(Website and app data records)
▼

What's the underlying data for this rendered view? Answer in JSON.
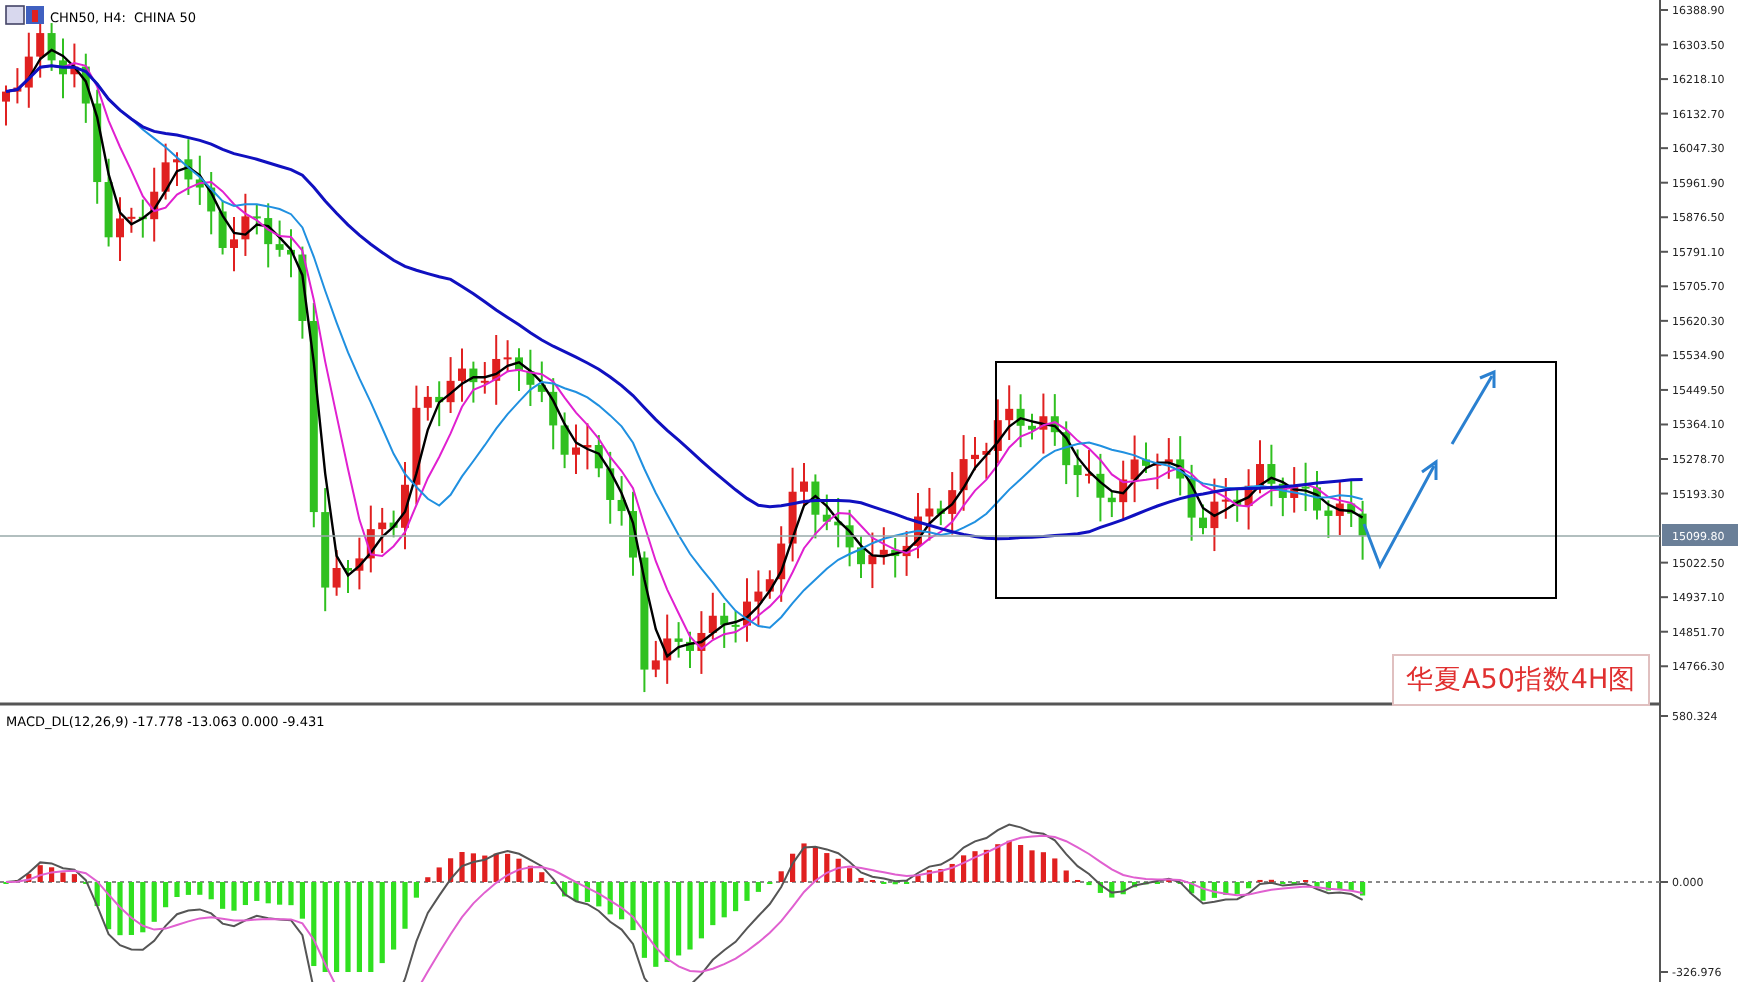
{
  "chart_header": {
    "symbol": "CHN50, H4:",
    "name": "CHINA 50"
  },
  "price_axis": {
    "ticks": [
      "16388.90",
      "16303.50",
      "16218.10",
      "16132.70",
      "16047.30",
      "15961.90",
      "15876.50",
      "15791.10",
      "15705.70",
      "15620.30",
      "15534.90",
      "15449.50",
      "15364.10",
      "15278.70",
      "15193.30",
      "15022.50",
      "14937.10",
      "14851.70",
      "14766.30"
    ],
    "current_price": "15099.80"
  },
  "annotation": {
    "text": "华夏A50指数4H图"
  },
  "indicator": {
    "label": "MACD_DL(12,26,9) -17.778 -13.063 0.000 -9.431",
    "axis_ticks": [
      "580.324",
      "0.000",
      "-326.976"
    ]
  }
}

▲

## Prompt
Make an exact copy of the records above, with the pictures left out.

## Exercise result
What's the underlying data for this rendered view? Answer in JSON.
{
  "chart_header": {
    "symbol": "CHN50, H4:",
    "name": "CHINA 50"
  },
  "price_axis": {
    "ticks": [
      "16388.90",
      "16303.50",
      "16218.10",
      "16132.70",
      "16047.30",
      "15961.90",
      "15876.50",
      "15791.10",
      "15705.70",
      "15620.30",
      "15534.90",
      "15449.50",
      "15364.10",
      "15278.70",
      "15193.30",
      "15022.50",
      "14937.10",
      "14851.70",
      "14766.30"
    ],
    "current_price": "15099.80"
  },
  "annotation": {
    "text": "华夏A50指数4H图"
  },
  "indicator": {
    "label": "MACD_DL(12,26,9) -17.778 -13.063 0.000 -9.431",
    "axis_ticks": [
      "580.324",
      "0.000",
      "-326.976"
    ]
  }
}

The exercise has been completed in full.